**** Supplied information
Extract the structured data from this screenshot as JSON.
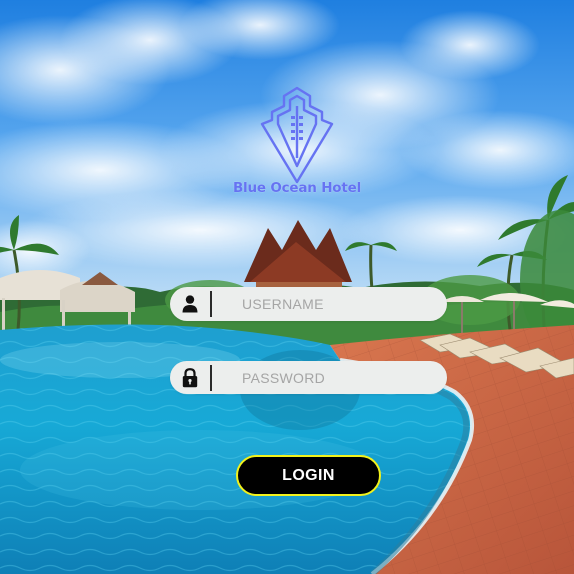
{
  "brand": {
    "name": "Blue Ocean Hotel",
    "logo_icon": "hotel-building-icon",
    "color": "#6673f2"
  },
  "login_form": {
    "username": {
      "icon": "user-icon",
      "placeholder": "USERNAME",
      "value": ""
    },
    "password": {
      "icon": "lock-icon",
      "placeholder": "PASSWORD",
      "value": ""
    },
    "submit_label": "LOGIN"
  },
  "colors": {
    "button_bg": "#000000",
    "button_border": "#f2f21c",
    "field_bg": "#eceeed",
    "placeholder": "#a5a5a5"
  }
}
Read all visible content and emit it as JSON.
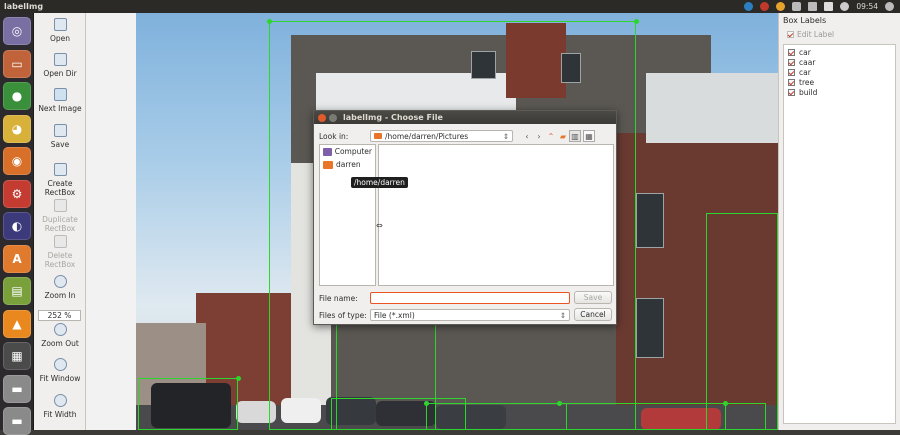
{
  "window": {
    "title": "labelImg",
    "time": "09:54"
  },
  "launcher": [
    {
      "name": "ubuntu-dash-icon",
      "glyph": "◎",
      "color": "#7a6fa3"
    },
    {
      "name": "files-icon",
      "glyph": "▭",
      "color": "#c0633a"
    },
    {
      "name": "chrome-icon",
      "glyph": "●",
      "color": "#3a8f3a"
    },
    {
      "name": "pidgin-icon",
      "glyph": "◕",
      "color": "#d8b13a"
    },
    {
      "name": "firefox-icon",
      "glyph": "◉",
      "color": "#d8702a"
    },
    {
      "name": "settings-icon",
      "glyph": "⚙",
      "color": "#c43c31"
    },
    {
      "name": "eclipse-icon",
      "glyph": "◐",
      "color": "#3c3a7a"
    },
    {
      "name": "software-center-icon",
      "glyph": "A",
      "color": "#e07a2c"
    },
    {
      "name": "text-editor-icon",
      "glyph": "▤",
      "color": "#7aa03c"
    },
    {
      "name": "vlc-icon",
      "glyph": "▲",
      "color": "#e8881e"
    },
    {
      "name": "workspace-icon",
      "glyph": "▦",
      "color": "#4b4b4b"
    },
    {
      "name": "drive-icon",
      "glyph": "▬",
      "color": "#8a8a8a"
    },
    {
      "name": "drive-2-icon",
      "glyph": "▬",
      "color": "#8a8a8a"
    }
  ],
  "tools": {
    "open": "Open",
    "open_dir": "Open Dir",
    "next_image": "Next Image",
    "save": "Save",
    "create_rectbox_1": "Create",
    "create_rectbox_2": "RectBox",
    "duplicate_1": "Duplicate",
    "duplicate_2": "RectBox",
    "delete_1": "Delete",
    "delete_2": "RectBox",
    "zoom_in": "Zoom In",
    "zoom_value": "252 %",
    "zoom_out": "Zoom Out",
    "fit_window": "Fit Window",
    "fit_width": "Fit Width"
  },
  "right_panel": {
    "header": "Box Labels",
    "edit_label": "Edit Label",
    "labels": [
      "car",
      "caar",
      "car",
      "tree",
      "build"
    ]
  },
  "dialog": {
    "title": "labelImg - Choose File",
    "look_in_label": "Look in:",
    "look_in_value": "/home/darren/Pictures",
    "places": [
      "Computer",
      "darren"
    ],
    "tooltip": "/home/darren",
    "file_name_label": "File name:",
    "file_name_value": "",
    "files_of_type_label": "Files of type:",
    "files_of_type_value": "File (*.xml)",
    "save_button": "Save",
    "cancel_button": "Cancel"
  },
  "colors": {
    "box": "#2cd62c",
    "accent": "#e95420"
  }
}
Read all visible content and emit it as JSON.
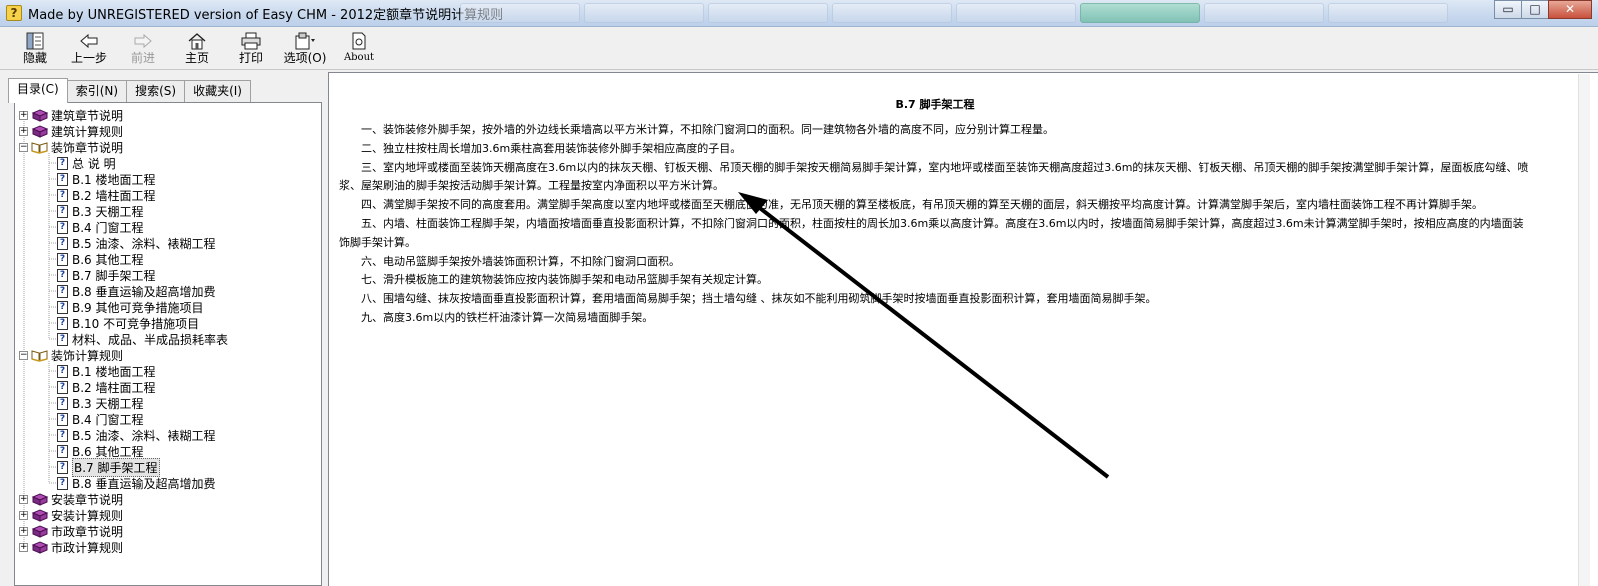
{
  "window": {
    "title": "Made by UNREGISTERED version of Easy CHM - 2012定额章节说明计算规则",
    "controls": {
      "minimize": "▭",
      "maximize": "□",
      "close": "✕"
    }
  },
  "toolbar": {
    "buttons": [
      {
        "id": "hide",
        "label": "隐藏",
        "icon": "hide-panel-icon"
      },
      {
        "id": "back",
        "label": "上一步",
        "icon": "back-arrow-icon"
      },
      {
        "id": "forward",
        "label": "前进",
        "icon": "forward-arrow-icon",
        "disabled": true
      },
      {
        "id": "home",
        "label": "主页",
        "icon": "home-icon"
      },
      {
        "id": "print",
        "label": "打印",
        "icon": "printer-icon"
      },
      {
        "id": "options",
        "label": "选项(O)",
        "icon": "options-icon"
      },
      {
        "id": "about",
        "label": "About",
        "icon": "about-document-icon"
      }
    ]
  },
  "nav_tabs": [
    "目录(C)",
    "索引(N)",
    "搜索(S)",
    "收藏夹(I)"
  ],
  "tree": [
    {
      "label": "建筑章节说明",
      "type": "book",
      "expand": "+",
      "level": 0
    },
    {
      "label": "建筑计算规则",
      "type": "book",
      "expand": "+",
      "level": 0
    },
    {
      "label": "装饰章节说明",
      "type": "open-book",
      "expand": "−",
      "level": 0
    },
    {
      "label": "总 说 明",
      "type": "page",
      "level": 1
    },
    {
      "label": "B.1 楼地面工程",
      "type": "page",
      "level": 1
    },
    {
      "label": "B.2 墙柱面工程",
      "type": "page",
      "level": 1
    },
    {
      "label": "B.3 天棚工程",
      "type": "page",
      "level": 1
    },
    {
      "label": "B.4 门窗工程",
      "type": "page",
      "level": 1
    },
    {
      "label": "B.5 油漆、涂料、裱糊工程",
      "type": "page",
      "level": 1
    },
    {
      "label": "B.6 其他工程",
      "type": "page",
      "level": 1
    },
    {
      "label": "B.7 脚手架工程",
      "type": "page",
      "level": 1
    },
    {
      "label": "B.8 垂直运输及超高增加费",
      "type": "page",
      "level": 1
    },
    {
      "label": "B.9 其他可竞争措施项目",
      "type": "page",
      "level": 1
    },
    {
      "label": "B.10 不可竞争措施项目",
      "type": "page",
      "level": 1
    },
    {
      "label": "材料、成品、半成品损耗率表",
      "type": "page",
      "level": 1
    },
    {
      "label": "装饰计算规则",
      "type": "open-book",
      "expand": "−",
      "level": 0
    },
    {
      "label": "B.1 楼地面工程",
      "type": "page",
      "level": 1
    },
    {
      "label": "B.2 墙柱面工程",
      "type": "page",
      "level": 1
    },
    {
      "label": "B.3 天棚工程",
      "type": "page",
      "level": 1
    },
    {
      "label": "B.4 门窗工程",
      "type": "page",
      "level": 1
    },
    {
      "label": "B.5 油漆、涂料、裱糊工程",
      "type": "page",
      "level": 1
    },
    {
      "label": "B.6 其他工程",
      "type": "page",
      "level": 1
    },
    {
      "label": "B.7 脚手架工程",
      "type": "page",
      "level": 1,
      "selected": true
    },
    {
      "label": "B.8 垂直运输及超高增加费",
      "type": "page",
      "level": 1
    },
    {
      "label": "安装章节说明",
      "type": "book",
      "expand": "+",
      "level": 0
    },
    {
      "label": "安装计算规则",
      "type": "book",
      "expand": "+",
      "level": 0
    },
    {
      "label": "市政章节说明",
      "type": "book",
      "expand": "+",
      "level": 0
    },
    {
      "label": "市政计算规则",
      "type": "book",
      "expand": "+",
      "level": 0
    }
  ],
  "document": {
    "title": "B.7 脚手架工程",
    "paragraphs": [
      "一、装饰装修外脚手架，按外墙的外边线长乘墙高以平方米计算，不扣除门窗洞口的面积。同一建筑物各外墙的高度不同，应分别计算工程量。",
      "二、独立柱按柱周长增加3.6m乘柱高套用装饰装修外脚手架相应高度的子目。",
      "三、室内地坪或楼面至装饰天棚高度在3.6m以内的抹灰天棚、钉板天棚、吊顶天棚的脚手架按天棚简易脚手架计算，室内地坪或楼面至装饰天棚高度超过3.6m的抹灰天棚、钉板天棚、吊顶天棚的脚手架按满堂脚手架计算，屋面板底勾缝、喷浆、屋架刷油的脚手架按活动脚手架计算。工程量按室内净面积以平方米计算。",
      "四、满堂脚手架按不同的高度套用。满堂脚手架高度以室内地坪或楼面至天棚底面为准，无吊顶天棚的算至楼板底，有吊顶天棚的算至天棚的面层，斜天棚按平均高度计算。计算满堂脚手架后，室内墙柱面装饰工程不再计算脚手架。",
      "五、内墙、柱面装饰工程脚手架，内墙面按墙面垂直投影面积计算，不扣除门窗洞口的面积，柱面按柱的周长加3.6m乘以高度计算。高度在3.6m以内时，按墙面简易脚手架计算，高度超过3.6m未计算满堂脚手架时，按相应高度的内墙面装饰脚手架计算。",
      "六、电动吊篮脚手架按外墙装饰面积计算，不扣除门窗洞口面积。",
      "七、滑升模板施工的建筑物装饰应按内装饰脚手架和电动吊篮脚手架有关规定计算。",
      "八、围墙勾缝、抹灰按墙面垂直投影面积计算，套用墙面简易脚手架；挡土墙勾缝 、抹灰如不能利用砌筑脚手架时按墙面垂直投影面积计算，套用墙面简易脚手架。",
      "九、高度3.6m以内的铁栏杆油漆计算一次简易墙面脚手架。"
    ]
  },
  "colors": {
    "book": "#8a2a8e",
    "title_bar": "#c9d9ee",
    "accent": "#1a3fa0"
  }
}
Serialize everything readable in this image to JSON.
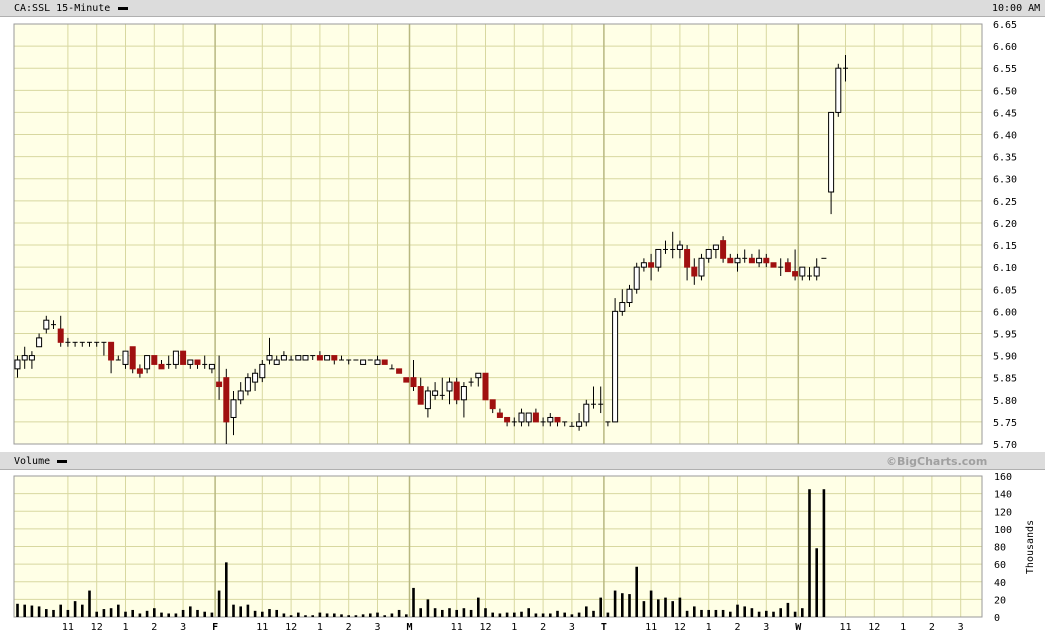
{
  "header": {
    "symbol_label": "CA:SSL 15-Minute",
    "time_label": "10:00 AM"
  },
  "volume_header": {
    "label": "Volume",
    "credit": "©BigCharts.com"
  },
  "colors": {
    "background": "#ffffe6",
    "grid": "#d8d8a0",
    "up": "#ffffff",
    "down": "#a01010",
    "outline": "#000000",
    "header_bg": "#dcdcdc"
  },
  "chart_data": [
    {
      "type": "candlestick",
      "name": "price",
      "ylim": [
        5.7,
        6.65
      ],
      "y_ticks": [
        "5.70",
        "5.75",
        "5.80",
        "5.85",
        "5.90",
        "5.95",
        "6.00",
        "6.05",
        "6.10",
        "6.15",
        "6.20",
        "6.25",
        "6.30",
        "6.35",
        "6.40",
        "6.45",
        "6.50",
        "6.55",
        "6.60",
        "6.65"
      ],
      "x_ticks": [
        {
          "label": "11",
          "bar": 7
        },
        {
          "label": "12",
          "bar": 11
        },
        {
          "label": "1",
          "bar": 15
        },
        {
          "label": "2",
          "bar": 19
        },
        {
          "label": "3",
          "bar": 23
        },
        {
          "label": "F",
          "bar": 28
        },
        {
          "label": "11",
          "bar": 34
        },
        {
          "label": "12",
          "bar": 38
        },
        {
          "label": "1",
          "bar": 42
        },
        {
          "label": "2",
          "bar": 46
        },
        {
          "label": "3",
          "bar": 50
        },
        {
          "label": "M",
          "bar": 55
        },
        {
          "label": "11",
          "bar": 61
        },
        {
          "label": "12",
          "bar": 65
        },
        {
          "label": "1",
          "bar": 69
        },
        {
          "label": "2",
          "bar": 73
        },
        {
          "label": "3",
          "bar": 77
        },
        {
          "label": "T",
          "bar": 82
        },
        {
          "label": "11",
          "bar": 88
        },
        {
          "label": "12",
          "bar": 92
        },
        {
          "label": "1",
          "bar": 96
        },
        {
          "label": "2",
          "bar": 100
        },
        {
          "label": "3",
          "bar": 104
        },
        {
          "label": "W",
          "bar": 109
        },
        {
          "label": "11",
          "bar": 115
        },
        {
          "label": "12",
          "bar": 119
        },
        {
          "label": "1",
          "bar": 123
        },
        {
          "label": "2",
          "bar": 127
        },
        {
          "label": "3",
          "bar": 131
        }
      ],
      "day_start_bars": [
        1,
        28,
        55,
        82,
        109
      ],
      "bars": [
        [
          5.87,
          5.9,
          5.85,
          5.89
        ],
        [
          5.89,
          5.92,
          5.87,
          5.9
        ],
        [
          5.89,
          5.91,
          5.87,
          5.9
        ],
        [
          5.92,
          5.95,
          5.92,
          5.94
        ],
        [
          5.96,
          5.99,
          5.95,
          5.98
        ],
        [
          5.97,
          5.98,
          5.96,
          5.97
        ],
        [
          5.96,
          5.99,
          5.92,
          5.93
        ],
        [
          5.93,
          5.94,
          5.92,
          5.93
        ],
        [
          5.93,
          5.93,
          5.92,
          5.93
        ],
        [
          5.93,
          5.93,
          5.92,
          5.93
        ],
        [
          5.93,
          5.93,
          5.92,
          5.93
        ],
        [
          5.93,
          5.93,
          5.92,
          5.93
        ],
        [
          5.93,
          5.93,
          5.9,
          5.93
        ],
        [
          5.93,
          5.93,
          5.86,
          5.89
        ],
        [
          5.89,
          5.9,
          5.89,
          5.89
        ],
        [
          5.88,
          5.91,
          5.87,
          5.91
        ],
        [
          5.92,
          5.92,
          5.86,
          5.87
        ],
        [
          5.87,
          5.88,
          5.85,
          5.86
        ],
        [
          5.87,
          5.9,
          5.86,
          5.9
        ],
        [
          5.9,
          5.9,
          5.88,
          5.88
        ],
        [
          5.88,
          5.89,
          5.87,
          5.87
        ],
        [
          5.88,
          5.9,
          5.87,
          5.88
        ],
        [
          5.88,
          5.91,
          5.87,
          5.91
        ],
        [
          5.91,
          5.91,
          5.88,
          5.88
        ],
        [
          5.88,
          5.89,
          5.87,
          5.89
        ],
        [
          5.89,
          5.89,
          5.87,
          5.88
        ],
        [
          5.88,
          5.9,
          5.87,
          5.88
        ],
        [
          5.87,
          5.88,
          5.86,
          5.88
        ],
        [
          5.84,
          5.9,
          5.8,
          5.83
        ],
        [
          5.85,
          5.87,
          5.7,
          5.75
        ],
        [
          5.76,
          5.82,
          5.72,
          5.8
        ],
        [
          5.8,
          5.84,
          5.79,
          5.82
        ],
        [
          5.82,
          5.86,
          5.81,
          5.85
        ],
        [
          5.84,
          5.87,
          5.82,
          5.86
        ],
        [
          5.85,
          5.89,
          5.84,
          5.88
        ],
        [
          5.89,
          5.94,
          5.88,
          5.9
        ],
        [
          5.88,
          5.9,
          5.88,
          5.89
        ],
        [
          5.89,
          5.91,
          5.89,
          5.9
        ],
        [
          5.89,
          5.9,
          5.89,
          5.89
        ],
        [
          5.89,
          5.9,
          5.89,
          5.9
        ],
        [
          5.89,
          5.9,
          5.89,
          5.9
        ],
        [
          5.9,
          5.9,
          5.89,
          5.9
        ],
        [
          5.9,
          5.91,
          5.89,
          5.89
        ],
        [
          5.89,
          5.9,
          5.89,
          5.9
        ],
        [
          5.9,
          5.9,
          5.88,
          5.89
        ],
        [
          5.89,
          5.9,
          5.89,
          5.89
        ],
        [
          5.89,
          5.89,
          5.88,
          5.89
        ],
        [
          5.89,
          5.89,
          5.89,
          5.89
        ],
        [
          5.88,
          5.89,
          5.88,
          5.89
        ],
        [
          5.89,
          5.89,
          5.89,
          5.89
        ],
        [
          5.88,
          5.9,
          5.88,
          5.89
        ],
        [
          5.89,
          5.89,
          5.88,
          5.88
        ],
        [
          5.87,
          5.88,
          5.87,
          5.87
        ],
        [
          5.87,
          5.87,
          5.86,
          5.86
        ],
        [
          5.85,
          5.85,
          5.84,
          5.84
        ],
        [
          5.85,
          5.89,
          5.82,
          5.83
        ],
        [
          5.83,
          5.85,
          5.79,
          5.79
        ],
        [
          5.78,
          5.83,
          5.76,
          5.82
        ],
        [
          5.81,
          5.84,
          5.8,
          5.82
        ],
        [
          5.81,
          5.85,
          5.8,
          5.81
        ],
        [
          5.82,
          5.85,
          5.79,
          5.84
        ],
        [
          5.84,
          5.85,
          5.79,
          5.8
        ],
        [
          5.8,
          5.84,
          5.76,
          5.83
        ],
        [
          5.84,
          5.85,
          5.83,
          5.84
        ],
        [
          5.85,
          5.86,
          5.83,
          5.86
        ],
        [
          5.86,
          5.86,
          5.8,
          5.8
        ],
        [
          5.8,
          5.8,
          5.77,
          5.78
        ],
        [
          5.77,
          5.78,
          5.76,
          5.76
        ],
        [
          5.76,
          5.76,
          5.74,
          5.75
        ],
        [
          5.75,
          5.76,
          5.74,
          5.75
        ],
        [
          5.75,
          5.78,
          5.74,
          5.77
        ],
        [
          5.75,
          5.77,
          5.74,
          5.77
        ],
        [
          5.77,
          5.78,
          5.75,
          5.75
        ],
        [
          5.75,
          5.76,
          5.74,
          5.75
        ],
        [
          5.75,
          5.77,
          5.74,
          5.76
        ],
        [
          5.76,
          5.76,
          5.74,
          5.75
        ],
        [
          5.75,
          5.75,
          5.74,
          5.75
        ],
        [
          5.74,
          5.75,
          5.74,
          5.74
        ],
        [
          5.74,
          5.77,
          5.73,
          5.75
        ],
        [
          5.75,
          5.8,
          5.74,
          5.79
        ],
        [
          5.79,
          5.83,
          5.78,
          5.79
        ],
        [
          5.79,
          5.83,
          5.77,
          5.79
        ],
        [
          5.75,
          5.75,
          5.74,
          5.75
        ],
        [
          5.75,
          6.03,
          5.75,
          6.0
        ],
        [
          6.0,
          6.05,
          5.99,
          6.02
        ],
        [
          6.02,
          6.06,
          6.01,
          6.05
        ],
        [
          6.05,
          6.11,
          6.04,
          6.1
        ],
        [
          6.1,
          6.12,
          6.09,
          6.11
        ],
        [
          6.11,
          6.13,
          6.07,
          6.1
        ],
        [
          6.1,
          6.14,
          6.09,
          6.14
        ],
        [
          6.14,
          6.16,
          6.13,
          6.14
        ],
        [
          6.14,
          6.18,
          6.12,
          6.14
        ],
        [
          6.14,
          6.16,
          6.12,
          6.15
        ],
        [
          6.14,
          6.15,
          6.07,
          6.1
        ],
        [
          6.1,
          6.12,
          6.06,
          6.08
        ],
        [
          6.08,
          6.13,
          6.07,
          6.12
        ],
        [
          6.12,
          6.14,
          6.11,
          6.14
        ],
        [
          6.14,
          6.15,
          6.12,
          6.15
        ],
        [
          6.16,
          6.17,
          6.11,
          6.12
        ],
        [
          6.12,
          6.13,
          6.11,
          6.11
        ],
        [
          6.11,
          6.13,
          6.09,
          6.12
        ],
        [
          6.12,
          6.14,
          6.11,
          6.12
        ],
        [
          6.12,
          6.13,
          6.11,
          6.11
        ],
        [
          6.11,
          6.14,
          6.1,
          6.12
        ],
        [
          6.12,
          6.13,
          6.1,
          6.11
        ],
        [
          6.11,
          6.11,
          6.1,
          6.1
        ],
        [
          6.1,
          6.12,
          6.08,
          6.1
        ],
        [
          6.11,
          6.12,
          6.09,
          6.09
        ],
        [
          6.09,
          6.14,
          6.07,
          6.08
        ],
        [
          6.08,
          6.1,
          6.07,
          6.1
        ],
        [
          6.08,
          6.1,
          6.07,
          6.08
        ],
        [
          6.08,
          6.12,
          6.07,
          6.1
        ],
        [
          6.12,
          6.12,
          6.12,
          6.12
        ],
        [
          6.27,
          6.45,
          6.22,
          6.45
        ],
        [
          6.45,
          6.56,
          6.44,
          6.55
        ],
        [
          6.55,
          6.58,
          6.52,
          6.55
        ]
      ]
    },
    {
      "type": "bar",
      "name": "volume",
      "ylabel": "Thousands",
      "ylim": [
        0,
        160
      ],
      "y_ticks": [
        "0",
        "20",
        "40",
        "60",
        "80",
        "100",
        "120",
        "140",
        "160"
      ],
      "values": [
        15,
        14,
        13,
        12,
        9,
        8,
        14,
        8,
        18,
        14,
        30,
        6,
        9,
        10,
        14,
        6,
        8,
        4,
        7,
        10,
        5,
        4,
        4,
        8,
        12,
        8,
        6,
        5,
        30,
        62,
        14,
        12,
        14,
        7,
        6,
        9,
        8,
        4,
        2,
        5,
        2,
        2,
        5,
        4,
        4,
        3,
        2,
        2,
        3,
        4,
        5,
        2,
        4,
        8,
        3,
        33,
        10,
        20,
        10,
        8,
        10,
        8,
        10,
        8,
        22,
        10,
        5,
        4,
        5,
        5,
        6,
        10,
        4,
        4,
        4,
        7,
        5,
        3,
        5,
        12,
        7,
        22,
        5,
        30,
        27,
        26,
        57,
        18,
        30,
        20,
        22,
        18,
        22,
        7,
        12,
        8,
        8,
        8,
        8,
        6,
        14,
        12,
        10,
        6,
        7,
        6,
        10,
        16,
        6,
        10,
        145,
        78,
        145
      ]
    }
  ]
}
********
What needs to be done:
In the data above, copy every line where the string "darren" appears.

Result of the exercise:
    "look_in_value": "/home/darren/Pictures",
      "darren"
    "tooltip": "/home/darren",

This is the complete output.